The RFU saw the benefit in owning their own ground, following sell-out matches between England and New Zealand (1905) and South Africa (1906) at Crystal Palace in London.
A ten-and-a-quarter acre market garden in Twickenham was purchased by the RFU for £5,572 12s.6d. Committee member William Williams was largely responsible for acquiring the land, against much opposition, and it became known as “Billy Williams’ Cabbage Patch.”
Two covered stands for 3000 spectators each were built on the East and West sides of the pitch, with a terrace at the South end for 7000 spectators and an open mound at the North end. A vehicle park for 200 cars or carriages was built behind the South Stand. The total cost of these was £8,812 15s 0d, raised by debentures. The pitch was raised above ground level to avoid the flooding of the River Crane while drainage was constructed and fences erected at a further cost of £1,606 9s 4d.
£20,000 was spent on roads, entrances etc for the inaugural match at Twickenham on October 2, 1909 – Harlequins v Richmond. Ronald Poulton (later Ronald Poulton-Palmer) and Adrian Stoop played as Quins won by 14 points to 10.
15 January: The first international at Twickenham, England v Wales, was played. England won by 11 points to 6 with Adrian Stoop leading the England team. Two other Harlequins also played, Ronald Poulton and JGG Birkett.
The Twickenham pitch was used as grazing for horses, cattle and sheep during World War I.
King George V unveiled a war memorial at Twickenham. A stand was built above the North Terrace, under which workshops were placed. The Varsity fixture between Oxford and Cambridge was played at Twickenham for the first time.
Harlequins won the first Middlesex seven-a-side tournament at Twickenham.
A top tier above the old East Stand was added, bringing its capacity to 12,000.
5 October: Memorial gates were unveiled at Twickenham in honour of rugby administrator Sir George Rowland Hill. A special match was played to mark the occasion: England/Wales v Scotland/Ireland.
A new West Stand was completed, with offices for RFU staff and room for 12,000 spectators at a cost of £75,025. The South Terrace was extended to accommodate 20,000 people.
During World War II, Twickenham was used as a Civil Defence Depot, the East Car Park was dug up for allotments and the West Car Park was a coal dump.
17 October: The Twickenham Jubilee celebration match – England and Wales v Ireland and Scotland (final score: 26 – 17 to England and Wales).
With cracks in the concrete and the South Terrace in need of extensive repair, it was decided it would be cheaper to build a stand. Planning permission was refused because of objections by local residents (over their right to light). During the next 10 years, their houses were purchased by the RFU and were made available to rent by employees. Planning permission was finally granted in 1978 and the building completed in 1981.
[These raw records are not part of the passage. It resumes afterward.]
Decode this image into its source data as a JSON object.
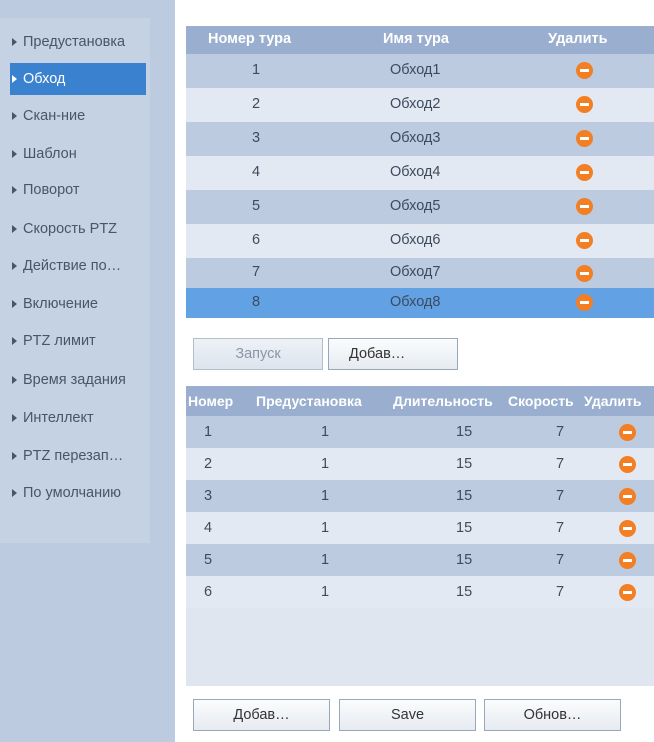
{
  "sidebar": {
    "items": [
      {
        "label": "Предустановка",
        "active": false
      },
      {
        "label": "Обход",
        "active": true
      },
      {
        "label": "Скан-ние",
        "active": false
      },
      {
        "label": "Шаблон",
        "active": false
      },
      {
        "label": "Поворот",
        "active": false
      },
      {
        "label": "Скорость PTZ",
        "active": false
      },
      {
        "label": "Действие по…",
        "active": false
      },
      {
        "label": "Включение",
        "active": false
      },
      {
        "label": "PTZ лимит",
        "active": false
      },
      {
        "label": "Время задания",
        "active": false
      },
      {
        "label": "Интеллект",
        "active": false
      },
      {
        "label": "PTZ перезап…",
        "active": false
      },
      {
        "label": "По умолчанию",
        "active": false
      }
    ]
  },
  "tour_table": {
    "headers": {
      "number": "Номер тура",
      "name": "Имя тура",
      "delete": "Удалить"
    },
    "rows": [
      {
        "number": "1",
        "name": "Обход1"
      },
      {
        "number": "2",
        "name": "Обход2"
      },
      {
        "number": "3",
        "name": "Обход3"
      },
      {
        "number": "4",
        "name": "Обход4"
      },
      {
        "number": "5",
        "name": "Обход5"
      },
      {
        "number": "6",
        "name": "Обход6"
      },
      {
        "number": "7",
        "name": "Обход7"
      },
      {
        "number": "8",
        "name": "Обход8"
      }
    ],
    "selected_number": "8"
  },
  "tour_buttons": {
    "start_label": "Запуск",
    "add_label": "Добав…"
  },
  "preset_table": {
    "headers": {
      "number": "Номер",
      "preset": "Предустановка",
      "duration": "Длительность",
      "speed": "Скорость",
      "delete": "Удалить"
    },
    "rows": [
      {
        "number": "1",
        "preset": "1",
        "duration": "15",
        "speed": "7"
      },
      {
        "number": "2",
        "preset": "1",
        "duration": "15",
        "speed": "7"
      },
      {
        "number": "3",
        "preset": "1",
        "duration": "15",
        "speed": "7"
      },
      {
        "number": "4",
        "preset": "1",
        "duration": "15",
        "speed": "7"
      },
      {
        "number": "5",
        "preset": "1",
        "duration": "15",
        "speed": "7"
      },
      {
        "number": "6",
        "preset": "1",
        "duration": "15",
        "speed": "7"
      }
    ]
  },
  "bottom_buttons": {
    "add_label": "Добав…",
    "save_label": "Save",
    "refresh_label": "Обнов…"
  },
  "colors": {
    "accent": "#3a82cf",
    "selected_row": "#62a2e4",
    "header": "#9aafcf",
    "delete_icon": "#f27f24"
  }
}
HRH the Prince of Wales opened the new RFU offices at Twickenham before the Middlesex Sevens.
Sir Hector Munro, Minister for Sport and former President of the Scottish RFU, officially opened the new South Stand at Twickenham. It contained a banqueting suite called the Rose Room' with seating for 400 people.
Demolition of the old North Stand at Twickenham.
16 February: The new North Stand, with 14,800 seats, was opened by HRH the Princess Royal. The East Stand was demolished after the Rugby World Cup.
October: The new East Stand, with 25,000 seats, was completed.
19 March: HM the Queen officially opened the new East Stand before England v Wales. During the summer, demolition of the old West Stand took place and start was made on a new one.
16 December: New West Stand at Twickenham, containing 25,000 seats, dressing rooms, a medical suite and fitness centre, was opened by HRH The Duke of Edinburgh prior to England v Western Samoa.
24 January: the new Museum of Rugby was opened to the public. It was officially opened by The Right Hon Virginia Bottomley MP JP in March.
The RFU administration staff moved into new offices opposite the Stadium.
Planning Application was submitted to build a new South Stand.
Work finally commenced on the new South Stand.
5 November: the South Stand bowl was re-opened by Tessa Jowell MP, with a seating capacity of 20,000. This brought the capacity of Twickenham to its highest ever level of 82,000.
November: The Rugby Store, which occupies over 7,000 sq ft, relocates to the newly-developed South Stand.
Twickenham Marriot hotel opens in South Stand.
Twickenham Stadium celebrates it's centenary season and 100 years of top-class rugby as England defeat Wales 30-17.
RFU staff move from their offices opposite the East Stand into the newly-developed Rugby House, based in the South Stand.